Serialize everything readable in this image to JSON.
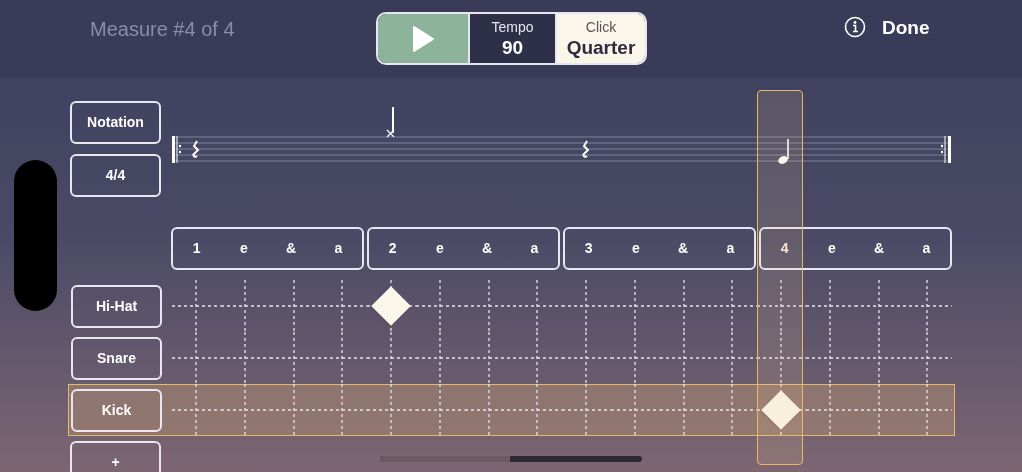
{
  "header": {
    "measure": "Measure #4 of 4",
    "tempo": {
      "label": "Tempo",
      "value": "90"
    },
    "click": {
      "label": "Click",
      "value": "Quarter"
    },
    "done": "Done"
  },
  "buttons": [
    {
      "label": "Notation"
    },
    {
      "label": "4/4"
    }
  ],
  "beats": [
    {
      "steps": [
        {
          "label": "1",
          "current": false
        },
        {
          "label": "e",
          "current": false
        },
        {
          "label": "&",
          "current": false
        },
        {
          "label": "a",
          "current": false
        }
      ]
    },
    {
      "steps": [
        {
          "label": "2",
          "current": false
        },
        {
          "label": "e",
          "current": false
        },
        {
          "label": "&",
          "current": false
        },
        {
          "label": "a",
          "current": false
        }
      ]
    },
    {
      "steps": [
        {
          "label": "3",
          "current": false
        },
        {
          "label": "e",
          "current": false
        },
        {
          "label": "&",
          "current": false
        },
        {
          "label": "a",
          "current": false
        }
      ]
    },
    {
      "steps": [
        {
          "label": "4",
          "current": true
        },
        {
          "label": "e",
          "current": false
        },
        {
          "label": "&",
          "current": false
        },
        {
          "label": "a",
          "current": false
        }
      ]
    }
  ],
  "instruments": [
    {
      "label": "Hi-Hat",
      "selected": false,
      "steps": [
        false,
        false,
        false,
        false,
        true,
        false,
        false,
        false,
        false,
        false,
        false,
        false,
        false,
        false,
        false,
        false
      ]
    },
    {
      "label": "Snare",
      "selected": false,
      "steps": [
        false,
        false,
        false,
        false,
        false,
        false,
        false,
        false,
        false,
        false,
        false,
        false,
        false,
        false,
        false,
        false
      ]
    },
    {
      "label": "Kick",
      "selected": true,
      "steps": [
        false,
        false,
        false,
        false,
        false,
        false,
        false,
        false,
        false,
        false,
        false,
        false,
        true,
        false,
        false,
        false
      ]
    }
  ],
  "add_button": "+"
}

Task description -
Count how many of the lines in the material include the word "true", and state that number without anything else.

Output of the exercise -
4